For the first few years, this was all fun for both Sarah and Ruby. "But my daughter is 9 years old now and I can confirm that there are more shoes for bears in my house than there are for humans," she wrote. "The bears have a better wardrobe than myself and no, their bum never gets to big for their outfits, the smug little bears!"
Despite doing her best not to swear in this post, Sarah shares that she's definitely muttered "a bad word or two" during her frequent visits to the stores. Despite being the first to admit that this repeated torture is her fault, Sarah has an important message to everyone at Build-A-Bear:
"I give in to it time and time again. I subject my husband to it, I honestly think he might leave me if I make him stuff one more bear. So what is my point? Ok here it is.
When I walk in to a BAB store it's pure hell to me but pure heaven to my daughter. She wants all the bears and the shoes and the little teeny tiny hair clips and all that shizz. I want to fake my own death.
Yet it is me, the parent, the long suffering parent who is standing there in a £2 Primark top spending £8 on a BAB top for a bear that's costing me the best part of £20 who needs shoes, another tenner there, and a passport and god only knows what else my daughter will insist on the bear needing that day. Who is paying for this? Me!
Please don't get me wrong, take my money, I work hard to make my child happy. But please, please, please can you give us an area of the store we can sit and stare at a plain white wall, perhaps even offer us a refreshment, conversation that isn't about a great new smell to shove in the bears bum. I need desperately to be treated like an adult, an exhausted adult who quite honestly can't wait to leave your store.
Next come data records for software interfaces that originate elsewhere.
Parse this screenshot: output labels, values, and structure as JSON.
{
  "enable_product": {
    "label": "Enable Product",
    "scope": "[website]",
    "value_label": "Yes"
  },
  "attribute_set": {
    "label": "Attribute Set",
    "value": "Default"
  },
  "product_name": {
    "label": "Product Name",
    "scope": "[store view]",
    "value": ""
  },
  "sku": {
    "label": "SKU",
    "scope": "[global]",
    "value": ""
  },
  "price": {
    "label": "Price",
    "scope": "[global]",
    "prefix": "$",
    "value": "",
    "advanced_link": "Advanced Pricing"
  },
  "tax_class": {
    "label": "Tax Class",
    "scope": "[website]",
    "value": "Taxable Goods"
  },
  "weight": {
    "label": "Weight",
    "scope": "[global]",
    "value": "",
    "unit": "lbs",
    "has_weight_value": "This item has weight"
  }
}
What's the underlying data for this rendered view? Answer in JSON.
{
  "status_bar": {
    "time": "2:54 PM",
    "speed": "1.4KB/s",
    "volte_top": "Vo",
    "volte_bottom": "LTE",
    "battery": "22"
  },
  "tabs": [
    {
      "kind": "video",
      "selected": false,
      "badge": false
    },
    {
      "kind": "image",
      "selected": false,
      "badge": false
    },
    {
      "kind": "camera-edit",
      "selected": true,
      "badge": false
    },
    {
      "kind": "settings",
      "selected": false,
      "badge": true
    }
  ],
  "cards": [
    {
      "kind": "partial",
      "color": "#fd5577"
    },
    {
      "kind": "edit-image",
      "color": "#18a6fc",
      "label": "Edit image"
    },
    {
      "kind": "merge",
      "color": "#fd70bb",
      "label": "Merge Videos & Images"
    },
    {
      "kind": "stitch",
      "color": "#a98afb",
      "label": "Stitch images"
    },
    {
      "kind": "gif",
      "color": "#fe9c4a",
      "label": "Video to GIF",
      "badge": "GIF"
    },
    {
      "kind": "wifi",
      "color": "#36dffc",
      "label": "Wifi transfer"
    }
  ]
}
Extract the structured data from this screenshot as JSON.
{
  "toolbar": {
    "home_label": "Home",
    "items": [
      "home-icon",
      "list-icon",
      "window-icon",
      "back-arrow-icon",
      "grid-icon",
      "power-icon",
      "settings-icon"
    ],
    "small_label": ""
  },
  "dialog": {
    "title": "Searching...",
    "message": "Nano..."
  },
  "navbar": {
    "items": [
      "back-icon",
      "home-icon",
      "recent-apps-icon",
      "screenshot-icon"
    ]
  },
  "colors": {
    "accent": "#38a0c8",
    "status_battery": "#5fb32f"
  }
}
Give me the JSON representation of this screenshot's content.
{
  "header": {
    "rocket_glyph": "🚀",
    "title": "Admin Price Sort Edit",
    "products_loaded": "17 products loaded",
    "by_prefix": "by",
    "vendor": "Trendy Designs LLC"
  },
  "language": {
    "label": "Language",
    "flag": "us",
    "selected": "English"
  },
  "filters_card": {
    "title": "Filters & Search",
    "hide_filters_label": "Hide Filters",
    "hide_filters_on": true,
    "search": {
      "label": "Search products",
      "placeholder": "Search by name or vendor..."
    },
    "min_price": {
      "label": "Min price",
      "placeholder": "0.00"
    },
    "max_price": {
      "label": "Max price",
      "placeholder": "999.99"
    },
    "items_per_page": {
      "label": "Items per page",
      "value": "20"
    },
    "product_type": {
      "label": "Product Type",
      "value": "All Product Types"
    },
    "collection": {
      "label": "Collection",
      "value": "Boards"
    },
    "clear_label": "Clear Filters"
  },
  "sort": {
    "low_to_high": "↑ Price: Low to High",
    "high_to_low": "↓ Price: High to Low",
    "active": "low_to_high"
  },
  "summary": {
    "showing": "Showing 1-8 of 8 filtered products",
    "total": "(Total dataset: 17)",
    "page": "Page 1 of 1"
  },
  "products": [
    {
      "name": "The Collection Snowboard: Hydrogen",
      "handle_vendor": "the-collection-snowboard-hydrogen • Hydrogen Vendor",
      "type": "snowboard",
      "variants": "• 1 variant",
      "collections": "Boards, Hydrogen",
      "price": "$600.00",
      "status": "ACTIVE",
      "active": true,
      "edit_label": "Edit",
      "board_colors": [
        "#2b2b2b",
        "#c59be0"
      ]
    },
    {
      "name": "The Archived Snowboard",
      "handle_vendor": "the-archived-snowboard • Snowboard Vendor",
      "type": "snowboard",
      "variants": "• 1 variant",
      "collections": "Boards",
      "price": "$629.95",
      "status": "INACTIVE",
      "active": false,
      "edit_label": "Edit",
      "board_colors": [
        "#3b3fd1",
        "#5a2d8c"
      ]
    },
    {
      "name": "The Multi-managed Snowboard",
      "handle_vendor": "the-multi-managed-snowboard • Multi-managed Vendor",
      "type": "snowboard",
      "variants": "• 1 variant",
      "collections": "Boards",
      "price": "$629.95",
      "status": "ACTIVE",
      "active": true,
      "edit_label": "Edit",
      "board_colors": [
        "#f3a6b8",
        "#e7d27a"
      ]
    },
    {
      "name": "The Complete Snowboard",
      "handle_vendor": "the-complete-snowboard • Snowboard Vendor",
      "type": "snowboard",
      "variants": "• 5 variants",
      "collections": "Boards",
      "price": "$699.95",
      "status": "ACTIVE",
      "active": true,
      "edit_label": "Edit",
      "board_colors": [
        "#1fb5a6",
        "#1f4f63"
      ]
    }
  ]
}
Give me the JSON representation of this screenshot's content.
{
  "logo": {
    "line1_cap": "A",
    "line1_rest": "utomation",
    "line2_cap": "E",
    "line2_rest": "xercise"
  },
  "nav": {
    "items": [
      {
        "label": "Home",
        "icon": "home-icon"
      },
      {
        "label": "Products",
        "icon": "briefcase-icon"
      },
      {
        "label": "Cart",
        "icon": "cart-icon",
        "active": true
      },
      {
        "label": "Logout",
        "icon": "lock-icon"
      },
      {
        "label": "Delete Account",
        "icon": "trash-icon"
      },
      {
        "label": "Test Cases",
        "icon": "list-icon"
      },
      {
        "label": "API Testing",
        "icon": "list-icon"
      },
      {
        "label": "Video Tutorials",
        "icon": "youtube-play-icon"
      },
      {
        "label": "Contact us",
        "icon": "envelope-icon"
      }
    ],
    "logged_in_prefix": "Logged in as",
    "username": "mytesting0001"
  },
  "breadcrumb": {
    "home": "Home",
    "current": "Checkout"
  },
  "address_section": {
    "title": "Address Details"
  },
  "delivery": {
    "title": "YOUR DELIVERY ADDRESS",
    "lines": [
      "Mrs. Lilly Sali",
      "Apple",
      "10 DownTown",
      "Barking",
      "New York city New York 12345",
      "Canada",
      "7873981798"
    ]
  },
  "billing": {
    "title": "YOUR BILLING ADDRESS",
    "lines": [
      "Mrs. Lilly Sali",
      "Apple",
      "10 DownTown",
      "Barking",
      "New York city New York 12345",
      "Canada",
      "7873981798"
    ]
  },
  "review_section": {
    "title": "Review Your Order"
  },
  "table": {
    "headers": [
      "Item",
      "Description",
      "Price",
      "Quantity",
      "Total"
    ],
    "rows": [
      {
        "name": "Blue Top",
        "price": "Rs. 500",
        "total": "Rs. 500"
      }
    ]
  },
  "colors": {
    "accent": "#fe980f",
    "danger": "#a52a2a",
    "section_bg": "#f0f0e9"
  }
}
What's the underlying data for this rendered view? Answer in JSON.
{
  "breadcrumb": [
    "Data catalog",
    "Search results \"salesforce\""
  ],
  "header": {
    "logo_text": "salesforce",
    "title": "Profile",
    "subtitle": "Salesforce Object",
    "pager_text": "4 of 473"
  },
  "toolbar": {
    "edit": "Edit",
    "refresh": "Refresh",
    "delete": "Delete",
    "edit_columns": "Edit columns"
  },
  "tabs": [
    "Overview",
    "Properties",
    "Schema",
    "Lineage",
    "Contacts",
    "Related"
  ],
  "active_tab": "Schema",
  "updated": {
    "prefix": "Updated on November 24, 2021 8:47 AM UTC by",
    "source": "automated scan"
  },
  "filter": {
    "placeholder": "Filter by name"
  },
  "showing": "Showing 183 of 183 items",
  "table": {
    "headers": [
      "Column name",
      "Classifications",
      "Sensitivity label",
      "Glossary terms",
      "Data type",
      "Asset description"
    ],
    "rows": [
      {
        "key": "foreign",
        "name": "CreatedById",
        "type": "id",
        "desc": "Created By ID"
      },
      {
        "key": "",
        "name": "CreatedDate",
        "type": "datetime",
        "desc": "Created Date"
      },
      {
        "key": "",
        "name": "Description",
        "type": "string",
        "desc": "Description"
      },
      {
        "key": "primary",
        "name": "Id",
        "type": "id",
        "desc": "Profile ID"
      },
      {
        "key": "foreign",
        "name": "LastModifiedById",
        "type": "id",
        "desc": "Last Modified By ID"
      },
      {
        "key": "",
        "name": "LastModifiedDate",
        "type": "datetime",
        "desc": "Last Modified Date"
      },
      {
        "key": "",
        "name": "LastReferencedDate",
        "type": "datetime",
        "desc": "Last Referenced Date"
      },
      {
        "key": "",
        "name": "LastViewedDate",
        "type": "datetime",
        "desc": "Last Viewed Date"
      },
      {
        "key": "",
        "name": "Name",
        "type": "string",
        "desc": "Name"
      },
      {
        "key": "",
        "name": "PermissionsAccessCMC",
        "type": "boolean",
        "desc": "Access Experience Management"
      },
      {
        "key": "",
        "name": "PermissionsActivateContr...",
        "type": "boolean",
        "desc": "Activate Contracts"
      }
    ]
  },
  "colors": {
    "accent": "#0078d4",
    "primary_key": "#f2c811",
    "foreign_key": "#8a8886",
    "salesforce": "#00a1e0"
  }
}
I can't take one more visit of faking excitement, I am done. It's been ten years BAB, I can't fake it anymore. Please help!"